The Argentine city of Ushuaia is ready for tourists, with lots of taxis waiting to take you on a tour of the nearby Tierra del Fuego National Park. Although we didn’t have a lot of time, our taxi driver took us on a whirlwind trip to half a dozen places where we were able to walk around for 15-20 minutes each. There are lots of dramatic peaks here, separated by glacier carved valleys, small streams, peat bogs and green forests with brushy undergrowth. Apparently beavers were introduced into the area in the 1946 and have become quite a nuisance. We saw a beaver dam and learned that the rangers are killing them – and we read that some people even eat them! We also saw a red Patagonian fox, apparently not uncommon; a tour van was stopped at the side of the road while a woman was framing the perfect photo! Although the place was really beautiful, we were uncomfortable at how many people were dumped in at one moment. And I imagine our presence also changed the experience for the folks who were camping in the park, too! The ship also left here a little early so that we would still have daylight as we passed through the Beagle Channel, where there is a spectacular series of glaciers visible along the way.
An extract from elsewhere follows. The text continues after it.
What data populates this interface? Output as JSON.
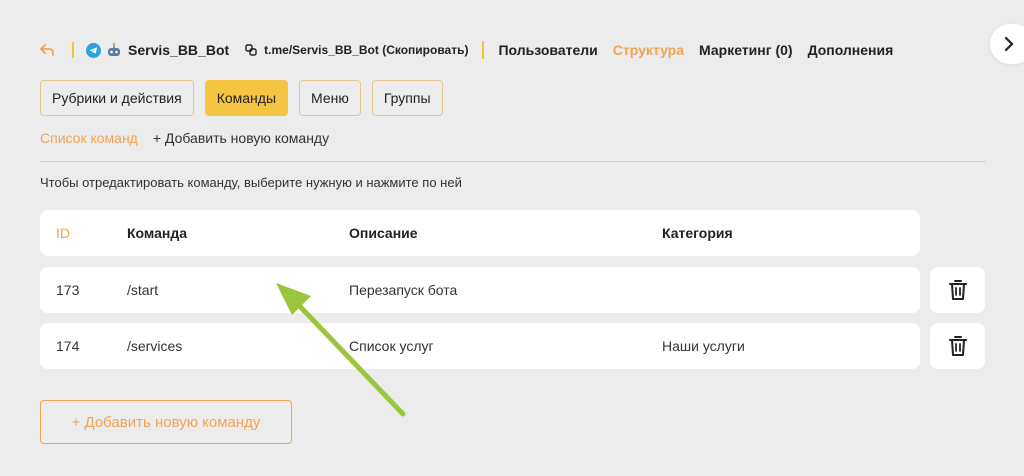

There were also lots of waterfalls from water melting off the glaciers, and a striking line separating the cold fresh glacier meltwater from the slightly warmer saltwater of the channel. The meltwater is a dramatically paler green color from fine suspended particles of rock that the glacier scoured off of the surrounding countryside. And then the weather changed! The wind picked up to 60 knots as we traveled through this channel,the skies turned dark gray and it started to rain. We spent most of this time in the observation lounge on the 12th floor, alternating between sitting inside next to the tall windows and standing outside in the exhilarating winds until the captain closed the outside decks to passengers.
We’ll spend the next couple of days cruising through the fjords and islands of southern Chile. The weather remains stormy so we can only hope that we’ll see some of the amazing scenery here. We’re enjoying our cruise immensely, including the gym and the frequent fancy meals! 🙂 This is the first time either of us has been to South America, and we’re visiting new countries and learning about new cultures and ecosystems daily. We’re also meeting new people, most of whom we won’t run across again, but a few who might turn out to be longer-term friends. We’re both a bit surprised to discover that we are enjoying this so much. Although our budget doesn’t cover much exotic travel, we found that we were able to get a last-minute deal at a very affordable price, which would have been significantly better if we had been willing to wait a couple weeks longer! Perhaps we’ll be doing this again…